By Wang Jingyue
China has enhanced efforts to ensure data security in facial recognition as the technology has raised increasing concerns over users’ privacy and information leakage while being more and more widely used in Chinese people’s life and work, including such scenarios as unlocking mobile phones, verifying identity, and clocking in.
The procuratorate in Cixi city, east China’s Zhejiang province, recently received a tip-off that some real estate businesses installed cameras that support facial recognition at their sales offices to secretly capture and store the facial features of buyers without giving explicit indication of the information collecting behavior.
According to a survey report jointly released by China’s National Information Security Standardization Technical Committee and other institutions last October, more than 90 percent of the respondents have used facial recognition systems, and over 60 percent of them believe that the technology seems to become overused and is frequently faced with problems such as forced use and illegal collection of users’ information.
Experts pointed out that some people are vigilant against facial recognition because in the era of the Internet, they attach more importance to protecting their privacy like personal data, and compared with other biometric information, facial features can be more easily collected before people realize it.

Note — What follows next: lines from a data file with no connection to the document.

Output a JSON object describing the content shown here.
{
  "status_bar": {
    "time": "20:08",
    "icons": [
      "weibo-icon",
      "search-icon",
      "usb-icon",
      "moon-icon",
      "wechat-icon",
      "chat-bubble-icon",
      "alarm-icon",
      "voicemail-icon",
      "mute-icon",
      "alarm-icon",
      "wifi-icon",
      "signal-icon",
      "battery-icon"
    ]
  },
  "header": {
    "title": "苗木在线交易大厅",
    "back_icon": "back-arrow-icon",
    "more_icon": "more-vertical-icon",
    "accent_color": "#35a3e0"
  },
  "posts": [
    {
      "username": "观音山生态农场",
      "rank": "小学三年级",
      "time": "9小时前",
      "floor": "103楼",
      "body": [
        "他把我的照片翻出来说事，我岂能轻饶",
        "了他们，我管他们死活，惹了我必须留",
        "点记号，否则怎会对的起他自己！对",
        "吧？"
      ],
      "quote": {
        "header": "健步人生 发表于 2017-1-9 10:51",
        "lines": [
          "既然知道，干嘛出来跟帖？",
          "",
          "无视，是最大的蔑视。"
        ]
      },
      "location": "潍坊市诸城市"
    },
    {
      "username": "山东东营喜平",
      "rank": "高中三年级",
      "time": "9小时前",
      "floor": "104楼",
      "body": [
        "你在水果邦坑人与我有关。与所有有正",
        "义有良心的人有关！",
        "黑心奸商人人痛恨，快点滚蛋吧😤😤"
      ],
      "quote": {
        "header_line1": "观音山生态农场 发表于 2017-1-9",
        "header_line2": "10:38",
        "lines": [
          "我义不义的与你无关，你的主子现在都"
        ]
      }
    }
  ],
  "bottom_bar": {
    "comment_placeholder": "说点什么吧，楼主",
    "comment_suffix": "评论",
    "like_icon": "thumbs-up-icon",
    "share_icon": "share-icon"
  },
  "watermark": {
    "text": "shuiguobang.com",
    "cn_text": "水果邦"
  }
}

Besides, unlike other personal data that can be easily changed, such as user name, mobile phone number and e-mail address, facial information is unique and can’t be changed. Once their face data is collected by companies, there’s no way consumers can know if these companies will guarantee long-term and secure data management and prevent illegal use of the data, explained experts.
Therefore, it is of great significance to use facial recognition systems properly and store safely people’s face data with their consent.
In fact, facial recognition has played a positive role in fields like public service. During the prevention and control of the COVID-19 epidemic, contactless facial recognition devices, which can accurately and efficiently identify people’s faces and take their temperature, have been widely applied in shopping malls, restaurants and office buildings, actively contributing to the containment of the virus.
With the development of facial recognition technology, some devices can effectively identify people even with their facial masks on. In a huge face database with 300,000 images, such devices can have an accuracy rate of as much as 90 percent in identifying people with their masks on, suggested a research report initiated by China National Information Technology Standardization Technical Committee and jointly compiled by many companies and organizations in December 2020.
Obviously, it is inadvisable to neglect the advantages of facial recognition and simply abandon the technology.
To ensure data security, the Legislative Affairs Commission of the Standing Committee of the National People’s Congress of China issued a draft law on personal information protection in October 2020, formulating provisions on the installation of facial recognition equipment in public places.
The draft law specified that image capturing and ID recognition equipment installed in public places should suit the need for safeguarding public security, comply with relevant regulations, and be accompanied by noticeable marks to remind users.
The images and personal information collected by the equipment can only be used for safeguarding public security and never be made public or available for other people, said the draft law.
Various areas of China have launched policies to regulate the collection of personal information via means including facial recognition.
In October last year, Hangzhou, east China’s Zhejiang province, revised its property management regulation, stipulating that property service providers are not allowed to force proprietors to use public facilities and devices and share their bio-information such as fingerprints and facial features.
North China’s Tianjin municipality implemented a social credit regulation on Jan. 1, which made Tianjin the first Chinese city to publicly ban the collection of facial recognition information.
Experts believe that as relevant laws, regulations and standards gradually improve, the application of facial recognition technology is expected to be brought under good control, and continue to play an active role on the premise that people’s privacy and personal data are kept safe.